a vanishing point on the horizon line.
The Principles of Design
Think of the Principles of Design as the recipe, or how the elements are used or combined to
produce the desired result.
 Symmetrical balance: The type of balance created when the left and right sides of an
artwork match, or are the same.
 Radial balance: A type of balance where a pattern extends from the center of the
artwork, like spokes on a wheel or a spider web.
 Asymmetrical balance: A type of balance achieved when two sides of an artwork are
different but visually equal in weight. (Picture one big object, off-center, balanced by a
medium and small object).
CONTRAST: a sharp difference between two things, making one or both stand out.
EMPHASIS: the special importance given to one part of an artwork; focal point.
PATTERN: a design made up of repeated lines, shapes, or colors.
RHYTHM: the VISUAL BEAT created by repeated lines, shapes, colors or patterns.
MOVEMENT: the way a viewer’s eyes travel from one element to another in an artwork.
PROPORTION: the relationship of one part to another or to the whole (realistic proportion,
exaggerated proportion, facial proportion, body proportion)
UNITY: a sense that the artwork is complete.
VARIETY: concerned with differences to add interest (in size, height, color, value, etc.).
Art can be categorized by subject matter.
PORTRAIT: artwork that shows what a person, a group of people, or an animal looks like.
LANDSCAPE: artwork showing an outdoor scene.
SEASCAPE: artwork that shows the sea and sky
CITYSCAPE: artwork that shows city buildings, streets, skyline
ARCHITECTURE: artwork showing a particular building
STILL-LIFE: objects arranged together in an interesting way; objects that don’t move.
SCULPTURE: a 3-dimensional art form
Art can be categorized by medium, or the materials used.
DRAWING: pencils, charcoal, markers, pastel chalks
PAINTING: tempera, watercolor, acrylic, oil
PRINTMAKING: brayer, ink, plate, edition
SCULPTURE: clay, wood, marble, metal, fiberglass, paper, wire, natural materials

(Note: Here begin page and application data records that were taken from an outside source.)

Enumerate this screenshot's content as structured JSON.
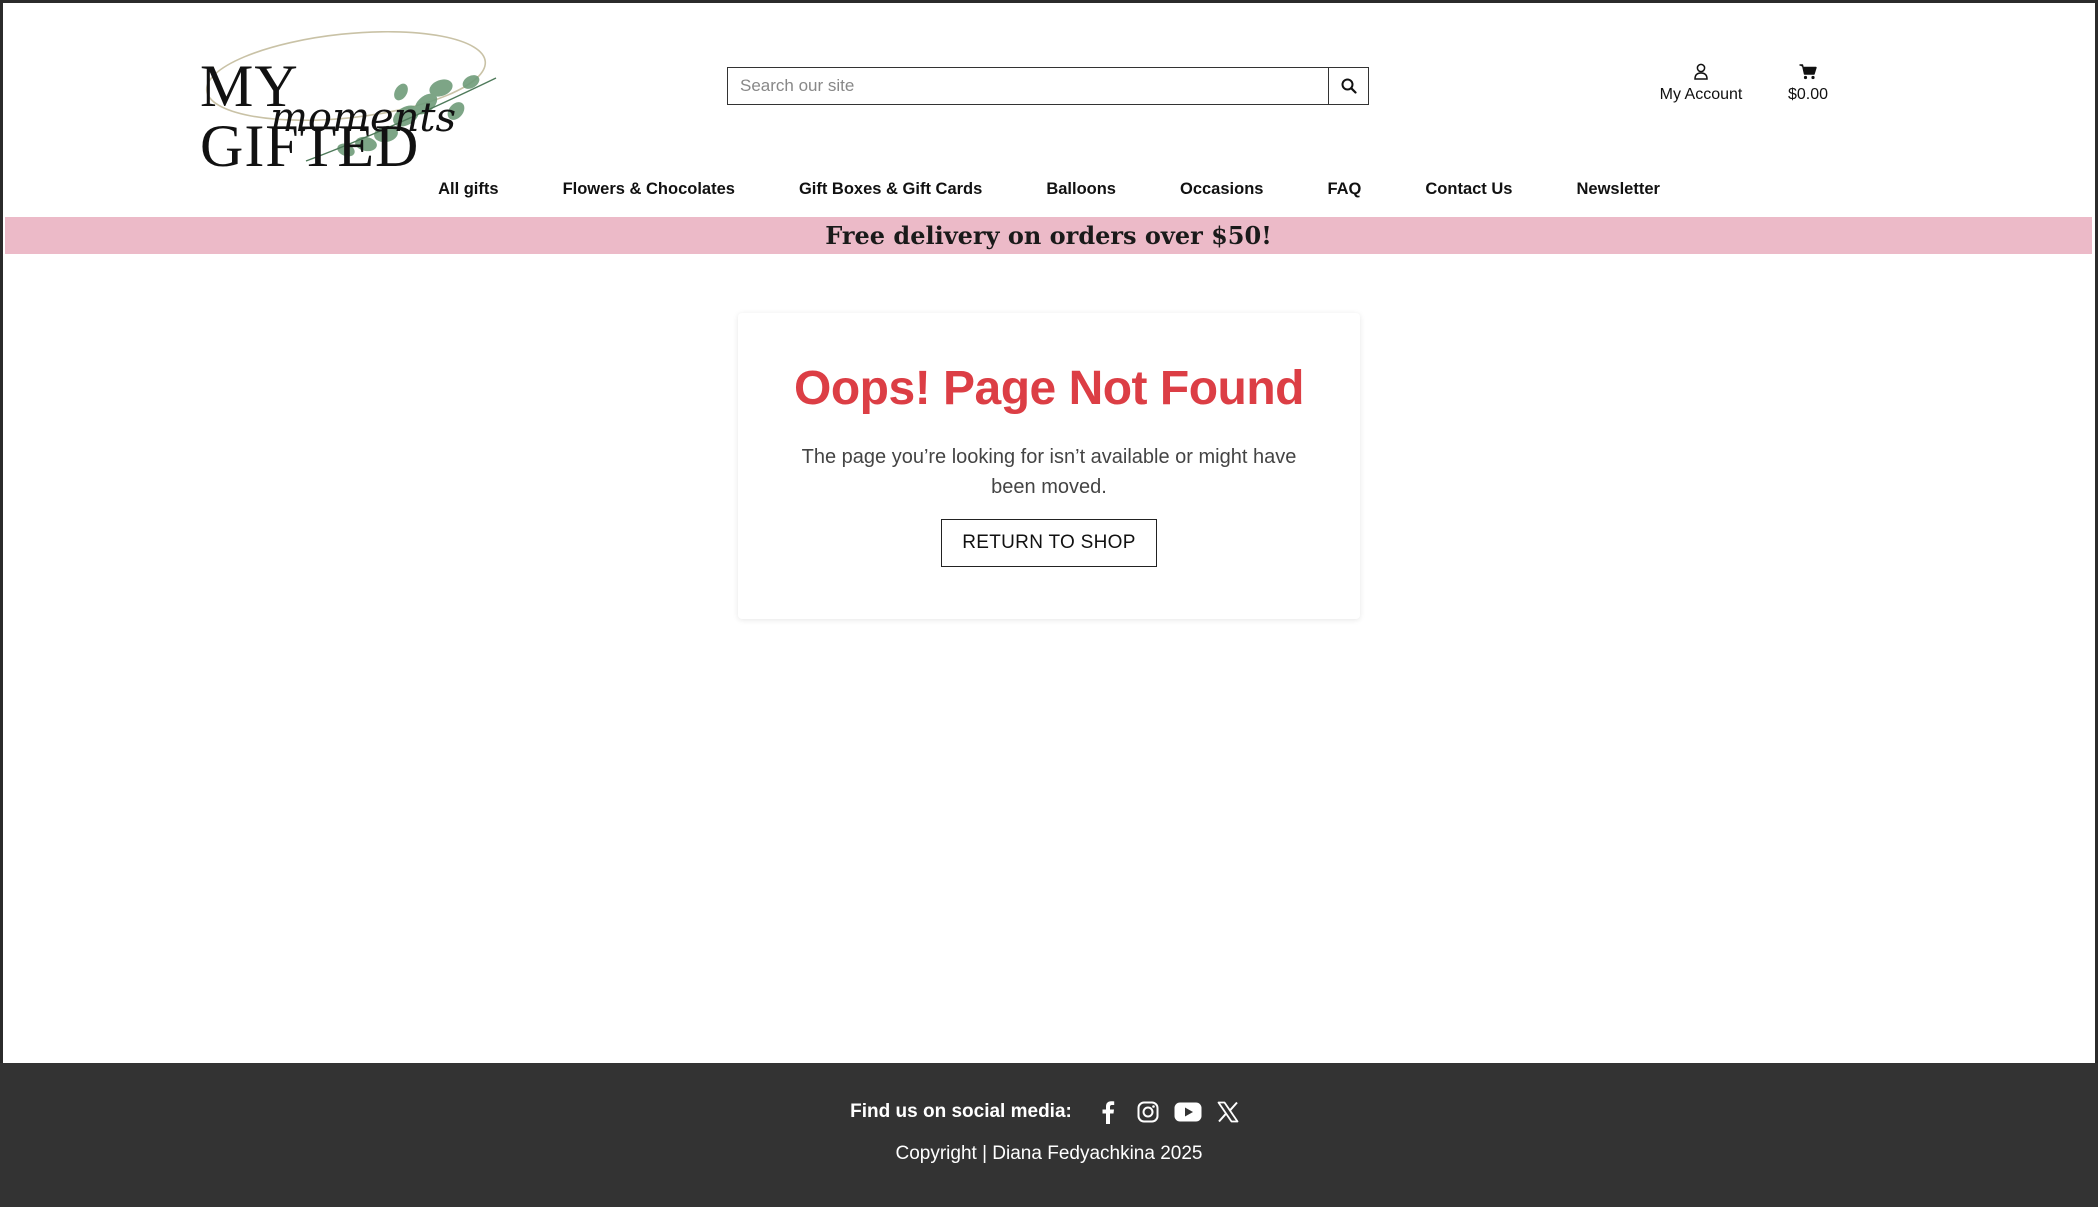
{
  "brand": {
    "logo_text_main": "MY GIFTED",
    "logo_text_script": "moments"
  },
  "search": {
    "placeholder": "Search our site",
    "value": ""
  },
  "account": {
    "label": "My Account"
  },
  "cart": {
    "total": "$0.00"
  },
  "nav": {
    "items": [
      {
        "label": "All gifts"
      },
      {
        "label": "Flowers & Chocolates"
      },
      {
        "label": "Gift Boxes & Gift Cards"
      },
      {
        "label": "Balloons"
      },
      {
        "label": "Occasions"
      },
      {
        "label": "FAQ"
      },
      {
        "label": "Contact Us"
      },
      {
        "label": "Newsletter"
      }
    ]
  },
  "promo": {
    "text": "Free delivery on orders over $50!"
  },
  "error": {
    "title": "Oops! Page Not Found",
    "message": "The page you’re looking for isn’t available or might have been moved.",
    "button_label": "RETURN TO SHOP"
  },
  "footer": {
    "social_label": "Find us on social media:",
    "social_icons": [
      "facebook-icon",
      "instagram-icon",
      "youtube-icon",
      "x-icon"
    ],
    "copyright": "Copyright | Diana Fedyachkina 2025"
  },
  "colors": {
    "accent_red": "#dc3e45",
    "promo_pink": "#ecbac8",
    "footer_bg": "#333333"
  }
}
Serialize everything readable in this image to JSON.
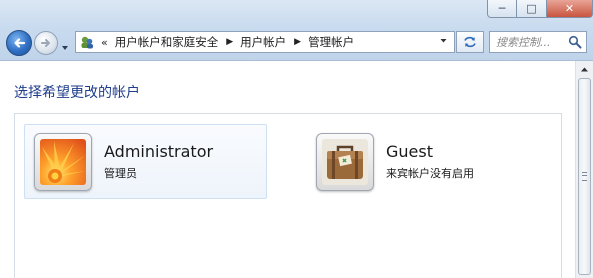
{
  "window": {
    "minimize_glyph": "─",
    "maximize_glyph": "□",
    "close_glyph": "✕"
  },
  "nav": {
    "back_icon": "back-arrow-icon",
    "forward_icon": "forward-arrow-icon"
  },
  "address_bar": {
    "overflow_chevron": "«",
    "breadcrumbs": [
      "用户帐户和家庭安全",
      "用户帐户",
      "管理帐户"
    ],
    "separator": "▶"
  },
  "search": {
    "placeholder": "搜索控制..."
  },
  "content": {
    "heading": "选择希望更改的帐户",
    "accounts": [
      {
        "name": "Administrator",
        "role": "管理员",
        "icon": "flower-avatar-icon",
        "selected": true
      },
      {
        "name": "Guest",
        "role": "来宾帐户没有启用",
        "icon": "suitcase-avatar-icon",
        "selected": false
      }
    ]
  },
  "colors": {
    "heading": "#1e3d8c",
    "chrome": "#c9dbef",
    "selection": "#eef4fb"
  }
}
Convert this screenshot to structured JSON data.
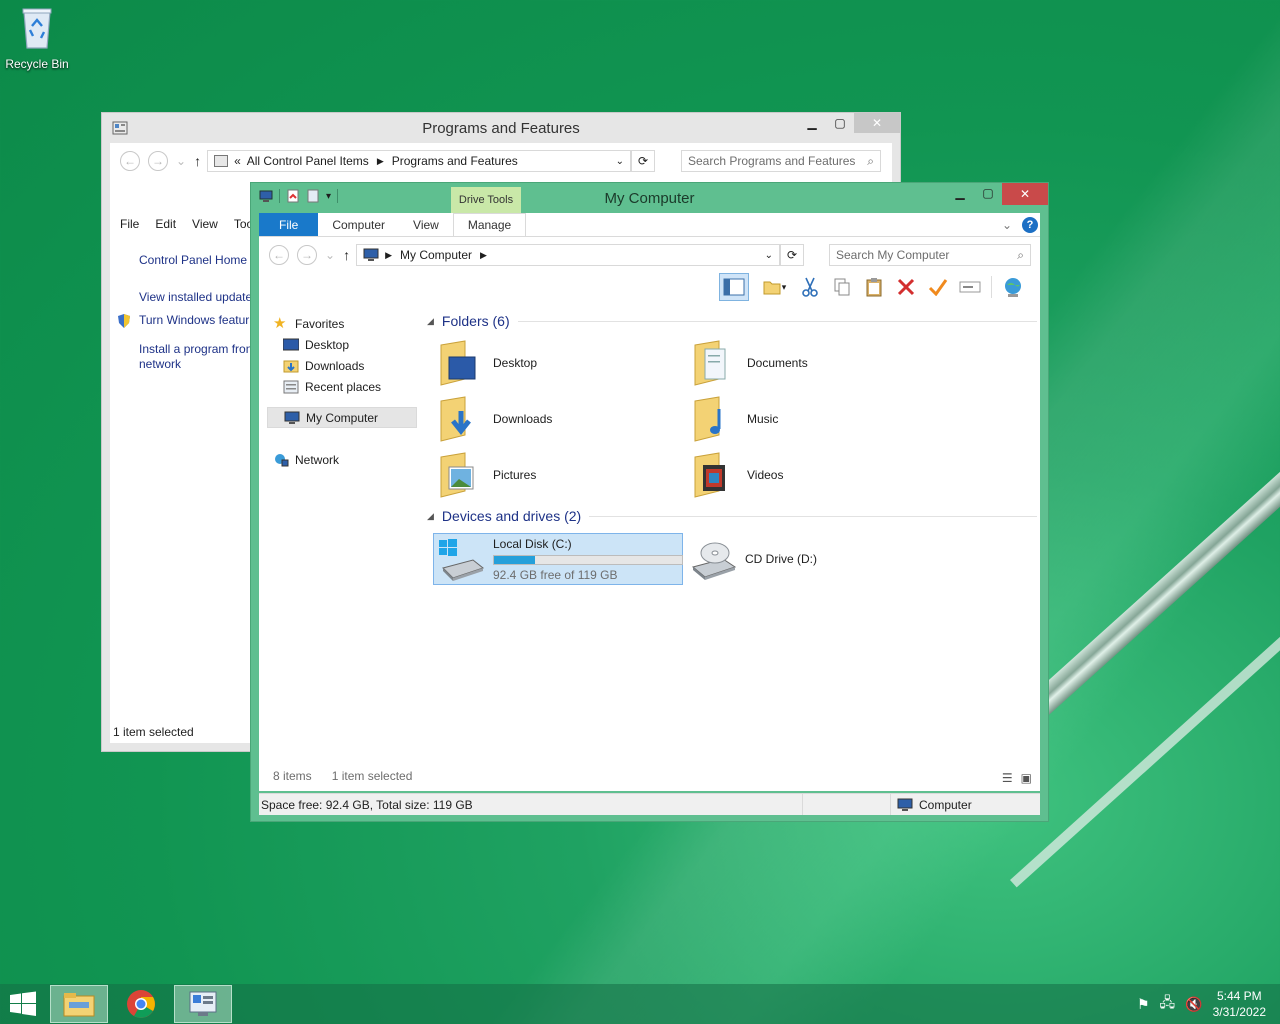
{
  "desktop": {
    "recycle_bin_label": "Recycle Bin"
  },
  "programs_window": {
    "title": "Programs and Features",
    "address": {
      "prefix": "«",
      "crumb1": "All Control Panel Items",
      "crumb2": "Programs and Features"
    },
    "search_placeholder": "Search Programs and Features",
    "menu": [
      "File",
      "Edit",
      "View",
      "Too"
    ],
    "left_links": {
      "home": "Control Panel Home",
      "updates": "View installed update",
      "features": "Turn Windows featur off",
      "install": "Install a program fron network"
    },
    "status": "1 item selected"
  },
  "computer_window": {
    "title": "My Computer",
    "contextual_tab": "Drive Tools",
    "ribbon_tabs": {
      "file": "File",
      "computer": "Computer",
      "view": "View",
      "manage": "Manage"
    },
    "address_crumb": "My Computer",
    "search_placeholder": "Search My Computer",
    "nav": {
      "favorites": "Favorites",
      "desktop": "Desktop",
      "downloads": "Downloads",
      "recent": "Recent places",
      "my_computer": "My Computer",
      "network": "Network"
    },
    "folders_heading": "Folders (6)",
    "folders": {
      "desktop": "Desktop",
      "documents": "Documents",
      "downloads": "Downloads",
      "music": "Music",
      "pictures": "Pictures",
      "videos": "Videos"
    },
    "devices_heading": "Devices and drives (2)",
    "drives": {
      "c_name": "Local Disk (C:)",
      "c_free": "92.4 GB free of 119 GB",
      "c_used_fraction": 0.22,
      "d_name": "CD Drive (D:)"
    },
    "status_items": "8 items",
    "status_selected": "1 item selected",
    "details_bar": "Space free: 92.4 GB, Total size: 119 GB",
    "details_location": "Computer"
  },
  "taskbar": {
    "time": "5:44 PM",
    "date": "3/31/2022"
  },
  "colors": {
    "desktop_green": "#119552",
    "window_frame": "#5fbf90",
    "file_tab": "#1979ca",
    "close_button": "#c94a4a"
  }
}
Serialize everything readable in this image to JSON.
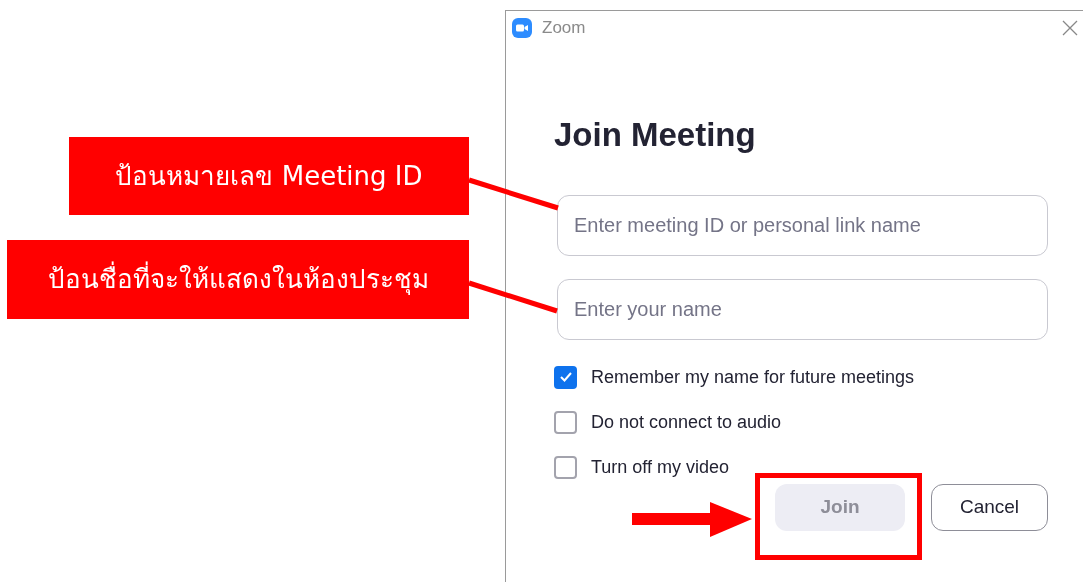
{
  "window": {
    "title": "Zoom"
  },
  "heading": "Join Meeting",
  "fields": [
    {
      "placeholder": "Enter meeting ID or personal link name"
    },
    {
      "placeholder": "Enter your name"
    }
  ],
  "options": [
    {
      "label": "Remember my name for future meetings",
      "checked": true
    },
    {
      "label": "Do not connect to audio",
      "checked": false
    },
    {
      "label": "Turn off my video",
      "checked": false
    }
  ],
  "buttons": [
    {
      "label": "Join",
      "disabled": true
    },
    {
      "label": "Cancel",
      "disabled": false
    }
  ],
  "annotations": [
    {
      "text": "ป้อนหมายเลข Meeting ID"
    },
    {
      "text": "ป้อนชื่อที่จะให้แสดงในห้องประชุม"
    }
  ]
}
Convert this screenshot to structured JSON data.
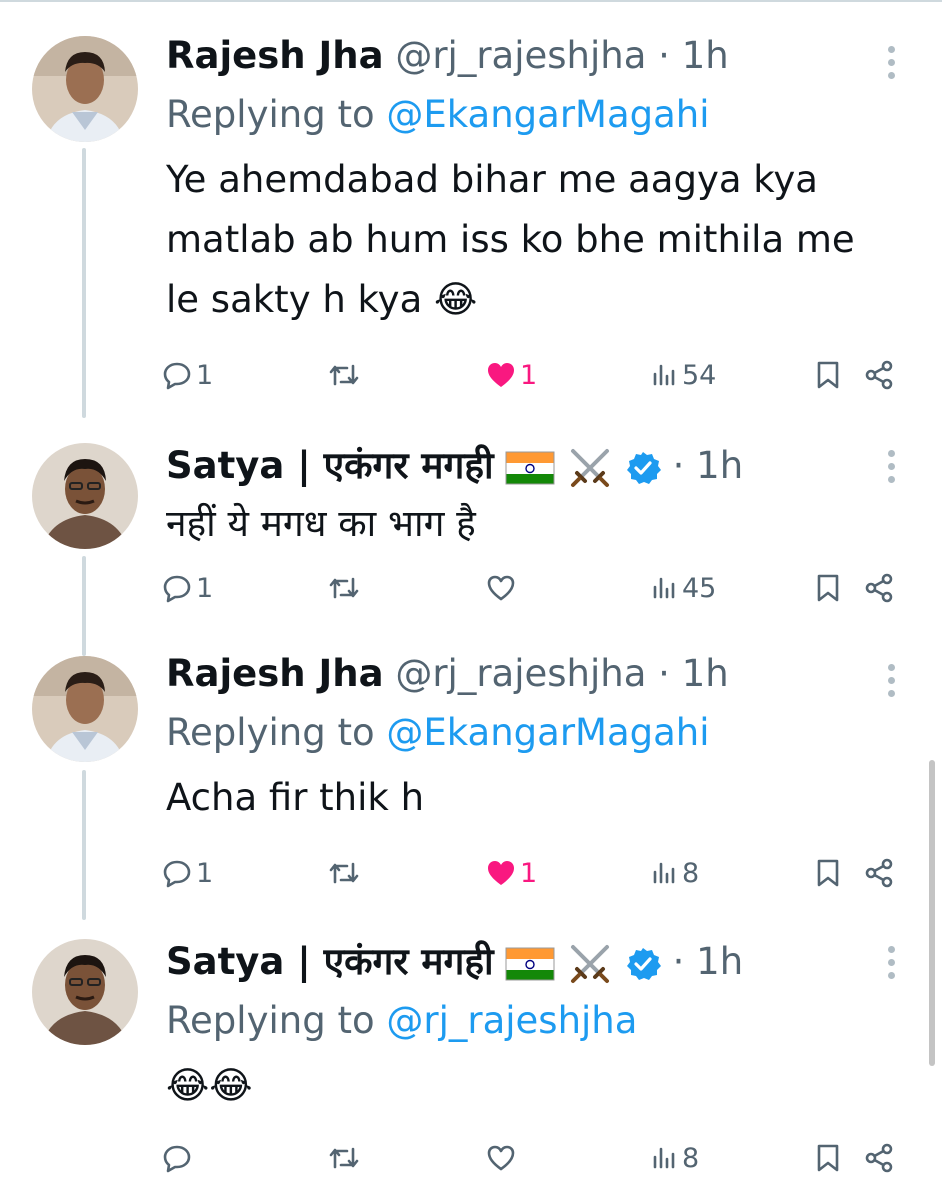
{
  "tweets": [
    {
      "author": "Rajesh Jha",
      "handle": "@rj_rajeshjha",
      "sep": "·",
      "time": "1h",
      "replying_prefix": "Replying to",
      "replying_to": "@EkangarMagahi",
      "text": "Ye ahemdabad bihar me aagya kya matlab ab hum iss ko bhe mithila me le sakty h kya 😂",
      "replies": "1",
      "likes": "1",
      "liked": true,
      "views": "54"
    },
    {
      "author": "Satya | एकंगर मगही",
      "verified": true,
      "badges": [
        "india-flag",
        "crossed-swords"
      ],
      "sep": "·",
      "time": "1h",
      "text": "नहीं ये मगध का भाग है",
      "replies": "1",
      "liked": false,
      "views": "45"
    },
    {
      "author": "Rajesh Jha",
      "handle": "@rj_rajeshjha",
      "sep": "·",
      "time": "1h",
      "replying_prefix": "Replying to",
      "replying_to": "@EkangarMagahi",
      "text": "Acha fir thik h",
      "replies": "1",
      "likes": "1",
      "liked": true,
      "views": "8"
    },
    {
      "author": "Satya | एकंगर मगही",
      "verified": true,
      "badges": [
        "india-flag",
        "crossed-swords"
      ],
      "sep": "·",
      "time": "1h",
      "replying_prefix": "Replying to",
      "replying_to": "@rj_rajeshjha",
      "text": "😂😂",
      "liked": false,
      "views": "8"
    }
  ],
  "colors": {
    "link": "#1d9bf0",
    "secondary": "#536471",
    "like": "#f91880",
    "thread_line": "#cfd9de"
  },
  "icons": [
    "reply-icon",
    "retweet-icon",
    "like-icon",
    "views-icon",
    "bookmark-icon",
    "share-icon",
    "more-icon",
    "verified-icon"
  ]
}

COLLAGE: artwork made by cutting and gluing materials (paper, yarn, cloth) onto a surface
WEAVING: a cloth created by fibers that have been interlaced or woven together.
TECHNOLOGY: photography, video, computer art
Art can be categorized by style:
REALISTIC or REPRESENTATIONAL: looks like the actual object in real life
ABSTRACT: art that does not look realistic; recognizable objects are shown in unusual ways
NON-OBJECTIVE: emphasis on elements only and how they are arranged (you don’t recognize
any specific object, only lines, shapes, colors, etc.)
EXPRESSIONISM: emphasis is on intense feeling or mood rather than realistic depiction.
SURREALISM: realistic objects portrayed in a fantasy or dreamlike way.
Miscellaneous terms:
SYMBOL: a picture or object that stands for an idea.
DESIGN or COMPOSITION: An arrangement of independent parts to form a coordinated whole
MOOD: the way an artwork makes you feel
CRAFT: a special manual skill
CRAFTSMANSHIP: how well one performs a skill; using materials correctly; caring and taking
time to do the work well
PORTFOLIO: a collection of work or the container that holds the collection
DESCRIBE: what do you actually see?
 Is it 2-D or 3-D? What is the art medium (materials), type of artwork (drawing, painting,
print, etc.), style, and subject matter?
 Who is the artist? (correct pronunciation), title, size, time and place created,
biographical/historical/cultural background information
 Learning to look 10x2 exercise: list 10 things you see in the artwork (words or short
phrases); now, list 10 more things. This exercise forces you to look deeper, notice
details, relationships, meanings, etc.
ANALYZE: separate the whole into its parts. Learn to talk about own work and that of others.
 Identify the elements and how they are used according to the principles in the piece.
 Compare and contrast with other pieces.
 Explain why the artist made specific choices; what effect it has on the piece; why it is
unique or what its special qualities are.
INTERPRET: discover meaning, intention, message, mood, symbols, why you might react in a
certain way
JUDGE: form an opinion based on the description, analysis, value and significance of the piece
(not just “I like it”).